This morning I had noticed a 7 day mini-market not too far away, so went there, and was able to buy a couple of meat pies which I will heat up and eat with the rest of my chunky frozen vegetables, which will actually make a fine dinner. I asked the guy there about supermarkets, and it turns out that there is one supermarket open on Sunday, from 9 to 7, located on the waterfront in the center of town. Albany supposedly has a population of almost 35,000. One supermarket open on Sunday seems really primitive to me, but I wouldn’t want to criticize the locals without knowing the whole story. Only a few gas stations were open today, too. The guy at the mini-market was able to tell me the location of a liquor store (bottle shop) open on Sunday, so I was able to get my rum as well. Just another little cultural lesson for old BB. Not everywhere has a 24 – 7 economy.

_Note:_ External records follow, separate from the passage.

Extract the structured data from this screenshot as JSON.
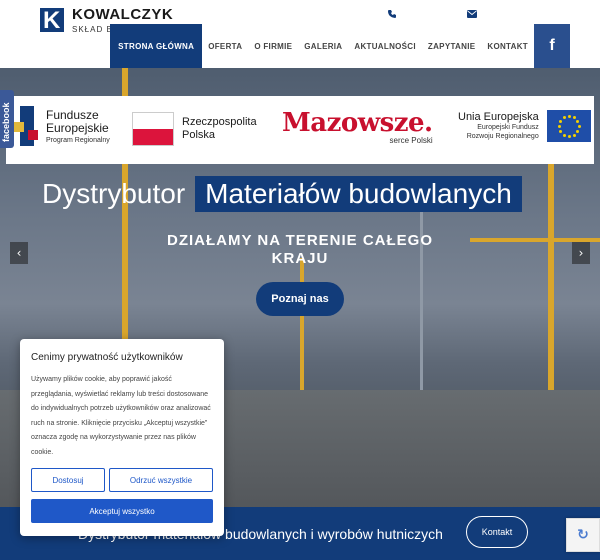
{
  "brand": {
    "name": "KOWALCZYK",
    "subtitle": "SKŁAD BUDOWLANY"
  },
  "header": {
    "nav": [
      "STRONA GŁÓWNA",
      "OFERTA",
      "O FIRMIE",
      "GALERIA",
      "AKTUALNOŚCI",
      "ZAPYTANIE",
      "KONTAKT"
    ],
    "active_index": 0,
    "fb_label": "f"
  },
  "eu_bar": {
    "fundusze_title": "Fundusze Europejskie",
    "fundusze_sub": "Program Regionalny",
    "rp_title": "Rzeczpospolita Polska",
    "mazowsze": "Mazowsze.",
    "mazowsze_sub": "serce Polski",
    "ue_title": "Unia Europejska",
    "ue_sub1": "Europejski Fundusz",
    "ue_sub2": "Rozwoju Regionalnego"
  },
  "facebook_tab": "facebook",
  "slide": {
    "title_a": "Dystrybutor",
    "title_b": "Materiałów budowlanych",
    "subtitle": "DZIAŁAMY NA TERENIE CAŁEGO KRAJU",
    "cta": "Poznaj nas",
    "prev": "‹",
    "next": "›"
  },
  "banner": {
    "text": "Dystrybutor materiałów budowlanych i wyrobów hutniczych",
    "button": "Kontakt"
  },
  "cookie": {
    "title": "Cenimy prywatność użytkowników",
    "body": "Używamy plików cookie, aby poprawić jakość przeglądania, wyświetlać reklamy lub treści dostosowane do indywidualnych potrzeb użytkowników oraz analizować ruch na stronie. Kliknięcie przycisku „Akceptuj wszystkie” oznacza zgodę na wykorzystywanie przez nas plików cookie.",
    "customize": "Dostosuj",
    "reject": "Odrzuć wszystkie",
    "accept": "Akceptuj wszystko"
  },
  "colors": {
    "primary": "#123c7a",
    "cookie_blue": "#1f58c8",
    "crane": "#d9a62c"
  }
}
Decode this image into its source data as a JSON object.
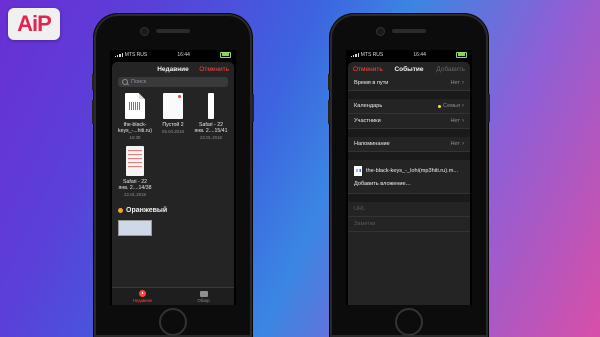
{
  "logo": {
    "text": "AiP"
  },
  "left_phone": {
    "status": {
      "carrier": "MTS RUS",
      "time": "16:44"
    },
    "nav": {
      "title": "Недавние",
      "cancel": "Отменить"
    },
    "search": {
      "placeholder": "Поиск"
    },
    "files": [
      {
        "name1": "the-black-",
        "name2": "keys_-...hiti.ru)",
        "date": "16:39"
      },
      {
        "name1": "Пустой 2",
        "name2": "",
        "date": "05.04.2018"
      },
      {
        "name1": "Safari - 22",
        "name2": "янв. 2....15/41",
        "date": "22.01.2018"
      },
      {
        "name1": "Safari - 22",
        "name2": "янв. 2....14/38",
        "date": "22.01.2018"
      }
    ],
    "tag": {
      "label": "Оранжевый",
      "color": "#f5a623"
    },
    "tabs": [
      {
        "label": "Недавние"
      },
      {
        "label": "Обзор"
      }
    ]
  },
  "right_phone": {
    "status": {
      "carrier": "MTS RUS",
      "time": "16:44"
    },
    "nav": {
      "cancel": "Отменить",
      "title": "Событие",
      "add": "Добавить"
    },
    "rows": {
      "travel": {
        "label": "Время в пути",
        "value": "Нет"
      },
      "calendar": {
        "label": "Календарь",
        "value": "Семья"
      },
      "invitees": {
        "label": "Участники",
        "value": "Нет"
      },
      "alert": {
        "label": "Напоминание",
        "value": "Нет"
      }
    },
    "attachment": {
      "name": "the-black-keys_-_lohi(mp3hiti.ru).m..."
    },
    "add_attachment": "Добавить вложение...",
    "url_placeholder": "URL",
    "notes_placeholder": "Заметки"
  }
}
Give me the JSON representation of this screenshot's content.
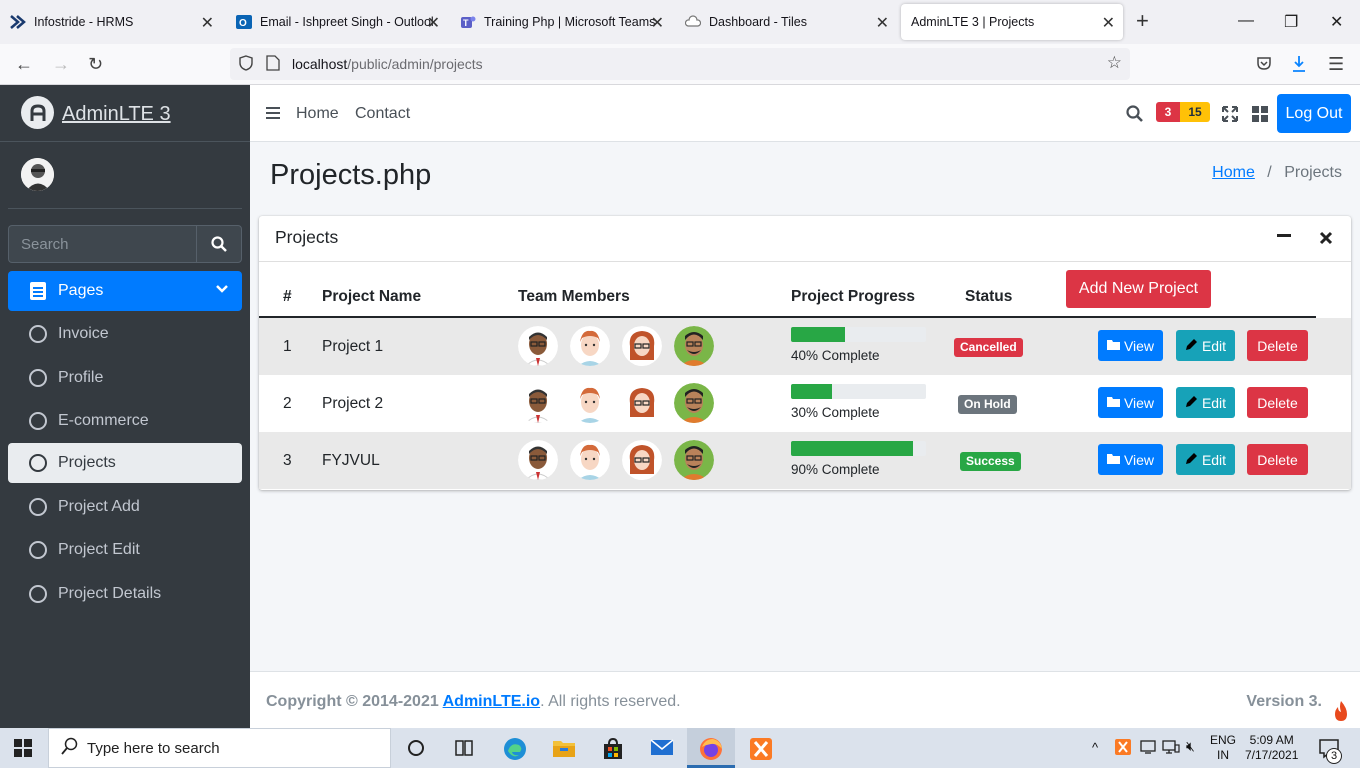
{
  "browser": {
    "tabs": [
      {
        "title": "Infostride - HRMS",
        "active": false
      },
      {
        "title": "Email - Ishpreet Singh - Outlook",
        "active": false
      },
      {
        "title": "Training Php | Microsoft Teams",
        "active": false
      },
      {
        "title": "Dashboard - Tiles",
        "active": false
      },
      {
        "title": "AdminLTE 3 | Projects",
        "active": true
      }
    ],
    "url_host": "localhost",
    "url_path": "/public/admin/projects"
  },
  "sidebar": {
    "brand": "AdminLTE 3",
    "search_placeholder": "Search",
    "pages_label": "Pages",
    "items": [
      {
        "label": "Invoice",
        "active": false
      },
      {
        "label": "Profile",
        "active": false
      },
      {
        "label": "E-commerce",
        "active": false
      },
      {
        "label": "Projects",
        "active": true
      },
      {
        "label": "Project Add",
        "active": false
      },
      {
        "label": "Project Edit",
        "active": false
      },
      {
        "label": "Project Details",
        "active": false
      }
    ]
  },
  "topnav": {
    "home": "Home",
    "contact": "Contact",
    "badge_messages": "3",
    "badge_notifications": "15",
    "logout": "Log Out"
  },
  "page": {
    "title": "Projects.php",
    "breadcrumb_home": "Home",
    "breadcrumb_sep": "/",
    "breadcrumb_current": "Projects"
  },
  "card": {
    "title": "Projects",
    "add_button": "Add New Project",
    "headers": [
      "#",
      "Project Name",
      "Team Members",
      "Project Progress",
      "Status"
    ],
    "rows": [
      {
        "num": "1",
        "name": "Project 1",
        "progress": 40,
        "progress_text": "40% Complete",
        "status": "Cancelled",
        "status_color": "#dc3545"
      },
      {
        "num": "2",
        "name": "Project 2",
        "progress": 30,
        "progress_text": "30% Complete",
        "status": "On Hold",
        "status_color": "#6c757d"
      },
      {
        "num": "3",
        "name": "FYJVUL",
        "progress": 90,
        "progress_text": "90% Complete",
        "status": "Success",
        "status_color": "#28a745"
      }
    ],
    "view_label": "View",
    "edit_label": "Edit",
    "delete_label": "Delete"
  },
  "footer": {
    "copyright": "Copyright © 2014-2021",
    "link": "AdminLTE.io",
    "rest": ". All rights reserved.",
    "version": "Version 3."
  },
  "taskbar": {
    "search_placeholder": "Type here to search",
    "lang_top": "ENG",
    "lang_bottom": "IN",
    "time": "5:09 AM",
    "date": "7/17/2021",
    "notif_count": "3"
  }
}
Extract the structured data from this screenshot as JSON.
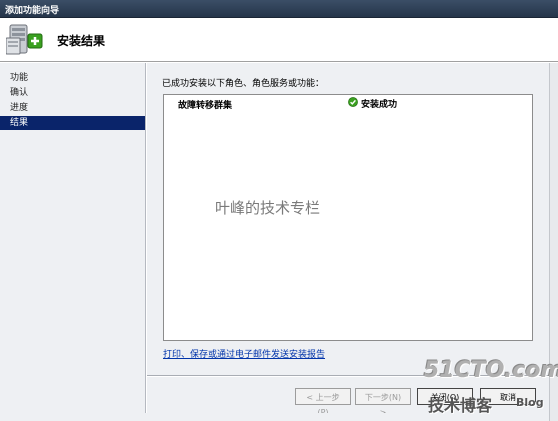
{
  "window": {
    "title": "添加功能向导"
  },
  "header": {
    "title": "安装结果",
    "icon": "server-add-icon"
  },
  "sidebar": {
    "items": [
      {
        "label": "功能",
        "active": false
      },
      {
        "label": "确认",
        "active": false
      },
      {
        "label": "进度",
        "active": false
      },
      {
        "label": "结果",
        "active": true
      }
    ]
  },
  "main": {
    "intro": "已成功安装以下角色、角色服务或功能：",
    "results": [
      {
        "feature": "故障转移群集",
        "status": "安装成功",
        "status_icon": "success-check-icon"
      }
    ],
    "report_link": "打印、保存或通过电子邮件发送安装报告"
  },
  "buttons": {
    "prev": "< 上一步(P)",
    "next": "下一步(N) >",
    "close": "关闭(O)",
    "cancel": "取消"
  },
  "watermark": "叶峰的技术专栏",
  "logo": {
    "main": "51CTO.com",
    "sub": "技术博客",
    "suffix": "Blog"
  },
  "colors": {
    "titlebar": "#25354a",
    "selected": "#0a246a",
    "link": "#0033aa",
    "success": "#3aa020"
  }
}
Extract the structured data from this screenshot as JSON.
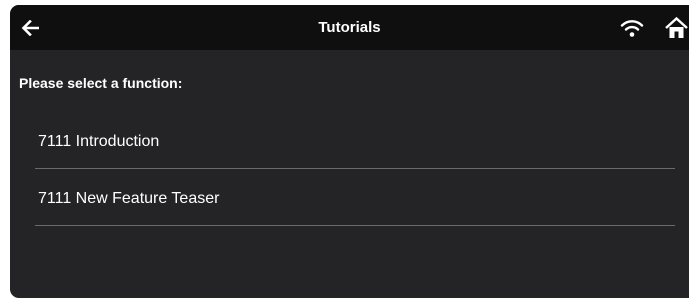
{
  "header": {
    "title": "Tutorials",
    "back_icon": "arrow-left-icon",
    "wifi_icon": "wifi-icon",
    "home_icon": "home-icon"
  },
  "main": {
    "prompt": "Please select a function:",
    "items": [
      {
        "label": "7111 Introduction"
      },
      {
        "label": "7111 New Feature Teaser"
      }
    ]
  },
  "colors": {
    "topbar": "#0f0f10",
    "background": "#242426",
    "divider": "#6a6a6c",
    "text": "#ffffff"
  }
}
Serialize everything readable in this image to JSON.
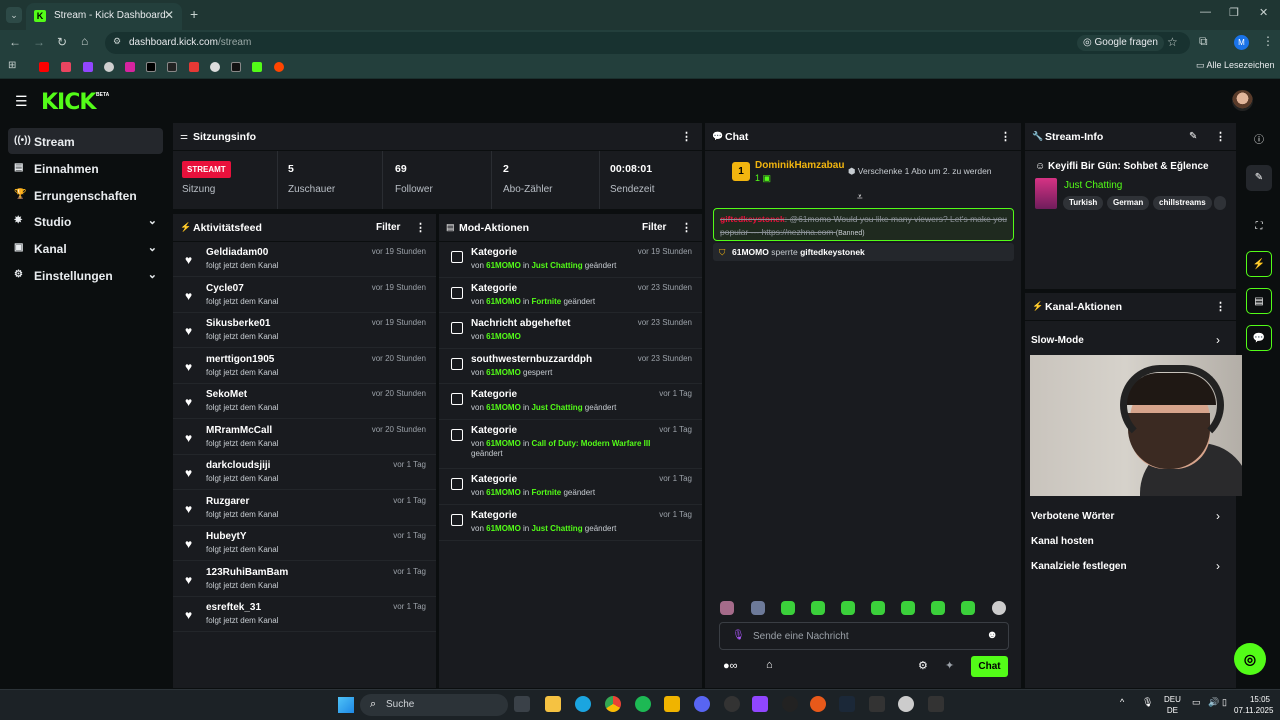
{
  "browser": {
    "tab_title": "Stream - Kick Dashboard",
    "url_host": "dashboard.kick.com",
    "url_path": "/stream",
    "google_btn": "Google fragen",
    "profile_initial": "M",
    "bookmarks_all": "Alle Lesezeichen"
  },
  "app": {
    "logo": "KICK",
    "beta": "BETA"
  },
  "sidebar": {
    "items": [
      {
        "label": "Stream",
        "icon": "broadcast-icon"
      },
      {
        "label": "Einnahmen",
        "icon": "money-icon"
      },
      {
        "label": "Errungenschaften",
        "icon": "trophy-icon"
      },
      {
        "label": "Studio",
        "icon": "studio-icon"
      },
      {
        "label": "Kanal",
        "icon": "channel-icon"
      },
      {
        "label": "Einstellungen",
        "icon": "gear-icon"
      }
    ]
  },
  "session": {
    "title": "Sitzungsinfo",
    "badge": "STREAMT",
    "session_label": "Sitzung",
    "viewers": "5",
    "viewers_label": "Zuschauer",
    "followers": "69",
    "followers_label": "Follower",
    "subs": "2",
    "subs_label": "Abo-Zähler",
    "time": "00:08:01",
    "time_label": "Sendezeit"
  },
  "activity": {
    "title": "Aktivitätsfeed",
    "filter": "Filter",
    "items": [
      {
        "name": "Geldiadam00",
        "sub": "folgt jetzt dem Kanal",
        "time": "vor 19 Stunden"
      },
      {
        "name": "Cycle07",
        "sub": "folgt jetzt dem Kanal",
        "time": "vor 19 Stunden"
      },
      {
        "name": "Sikusberke01",
        "sub": "folgt jetzt dem Kanal",
        "time": "vor 19 Stunden"
      },
      {
        "name": "merttigon1905",
        "sub": "folgt jetzt dem Kanal",
        "time": "vor 20 Stunden"
      },
      {
        "name": "SekoMet",
        "sub": "folgt jetzt dem Kanal",
        "time": "vor 20 Stunden"
      },
      {
        "name": "MRramMcCall",
        "sub": "folgt jetzt dem Kanal",
        "time": "vor 20 Stunden"
      },
      {
        "name": "darkcloudsjiji",
        "sub": "folgt jetzt dem Kanal",
        "time": "vor 1 Tag"
      },
      {
        "name": "Ruzgarer",
        "sub": "folgt jetzt dem Kanal",
        "time": "vor 1 Tag"
      },
      {
        "name": "HubeytY",
        "sub": "folgt jetzt dem Kanal",
        "time": "vor 1 Tag"
      },
      {
        "name": "123RuhiBamBam",
        "sub": "folgt jetzt dem Kanal",
        "time": "vor 1 Tag"
      },
      {
        "name": "esreftek_31",
        "sub": "folgt jetzt dem Kanal",
        "time": "vor 1 Tag"
      }
    ]
  },
  "mod": {
    "title": "Mod-Aktionen",
    "filter": "Filter",
    "items": [
      {
        "name": "Kategorie",
        "pre": "von ",
        "user": "61MOMO",
        "mid": " in ",
        "target": "Just Chatting",
        "post": " geändert",
        "time": "vor 19 Stunden"
      },
      {
        "name": "Kategorie",
        "pre": "von ",
        "user": "61MOMO",
        "mid": " in ",
        "target": "Fortnite",
        "post": " geändert",
        "time": "vor 23 Stunden"
      },
      {
        "name": "Nachricht abgeheftet",
        "pre": "von ",
        "user": "61MOMO",
        "mid": "",
        "target": "",
        "post": "",
        "time": "vor 23 Stunden"
      },
      {
        "name": "southwesternbuzzarddph",
        "pre": "von ",
        "user": "61MOMO",
        "mid": "",
        "target": "",
        "post": " gesperrt",
        "time": "vor 23 Stunden"
      },
      {
        "name": "Kategorie",
        "pre": "von ",
        "user": "61MOMO",
        "mid": " in ",
        "target": "Just Chatting",
        "post": " geändert",
        "time": "vor 1 Tag"
      },
      {
        "name": "Kategorie",
        "pre": "von ",
        "user": "61MOMO",
        "mid": " in ",
        "target": "Call of Duty: Modern Warfare III",
        "post": " geändert",
        "time": "vor 1 Tag"
      },
      {
        "name": "Kategorie",
        "pre": "von ",
        "user": "61MOMO",
        "mid": " in ",
        "target": "Fortnite",
        "post": " geändert",
        "time": "vor 1 Tag"
      },
      {
        "name": "Kategorie",
        "pre": "von ",
        "user": "61MOMO",
        "mid": " in ",
        "target": "Just Chatting",
        "post": " geändert",
        "time": "vor 1 Tag"
      }
    ]
  },
  "chat": {
    "title": "Chat",
    "gift_user": "DominikHamzabau",
    "gift_count": "1",
    "gift_text": "Verschenke 1 Abo um 2. zu werden",
    "msg_user": "giftedkeystonek",
    "msg_text": "@61momo Would you like many viewers? Let's make you popular --- https://nezhna.com",
    "msg_banned": "(Banned)",
    "ban_user": "61MOMO",
    "ban_verb": "sperrte",
    "ban_target": "giftedkeystonek",
    "input_placeholder": "Sende eine Nachricht",
    "send": "Chat"
  },
  "stream_info": {
    "title": "Stream-Info",
    "stream_title": "Keyifli Bir Gün: Sohbet & Eğlence",
    "category": "Just Chatting",
    "tags": [
      "Turkish",
      "German",
      "chillstreams"
    ]
  },
  "channel_actions": {
    "title": "Kanal-Aktionen",
    "slow_mode": "Slow-Mode",
    "banned_words": "Verbotene Wörter",
    "host": "Kanal hosten",
    "goals": "Kanalziele festlegen"
  },
  "taskbar": {
    "search": "Suche",
    "lang1": "DEU",
    "lang2": "DE",
    "time": "15:05",
    "date": "07.11.2025"
  }
}
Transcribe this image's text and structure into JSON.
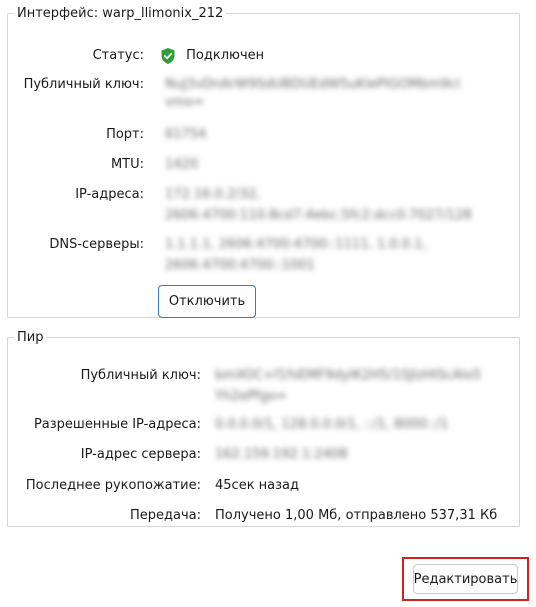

So, I got back here with my liquor and pies about 4 and enjoyed the peace and tranquility and watched the birds and the kangaroos in the area. There was a group of about 8 or 10 kangaroos in the field with the cows, and it was interesting to watch them all move around. The cows seemed to keep moving to where the kangaroos were, without seeming to pay any attention to the roos, and the roos kept moving on, whenever the cows got close. One poor medium sized kangaroo was on the outside of the fence around the field, and he didn’t seem to be able to jump it. I don’t know how he got outside the field, and all the kangaroos must have jumped the fence to get into the field at some point. He might have been able to jump the fence, but it is taller than he was, and it has two strands of barbed wire at the top, so maybe he was just reluctant. When I would move toward him, he hopped off along the fence, not over it, to join the rest of the mob. I had gone on a walk this morning, and I got a picture of a larger kangaroo jumping over a similar fence, so I know they can jump the fence under some circumstances.
So, I sat out on the verandah and had a drink, enjoying the view and the peace, as I said. There were visits from a Scarlet Robin, the local Western Spinebills, Red-capped Parrots, and other birds. Eventually, I moved inside and processed my pictures and am now writing this. I’ll see if I can get them both uploaded to the website tomorrow morning at the Backpackers place. I wonder what is on TV on Sunday night in Albany.
Barry Downunder, ready to move along now
Monday morning –
OK, the pies were excellent last night for dinner, and I finished up the frozen vegetables. I had another good night’s sleep, and now I have packed everything and had my brekkie, so I’m ready to hit the road, Jack.
No cockatoos this morning, to wake me up, but I heard a cuckoo calling, so I threw on some clothes and went out and looked for it. I found it after about 15 minutes, and it was a Fan-tailed Cuckoo, a species I had seen in the Hawkesbury with Keith. It was good to see it and associate the call with the bird, though. I think I will remember that one now.
Off to Pemberton now, to a B&B, assuming they know I’m coming. I looked at my emails, and I don’t see a confirmation email from them, after I said I would take the room. That reminds me of Kalbarri, where they had no record of my booking. Will history repeat itself? I’ll try to get there early, so if they don’t have a room for me, I can find something else. Only about 2 to 3 hours of driving today, so I can take it easy.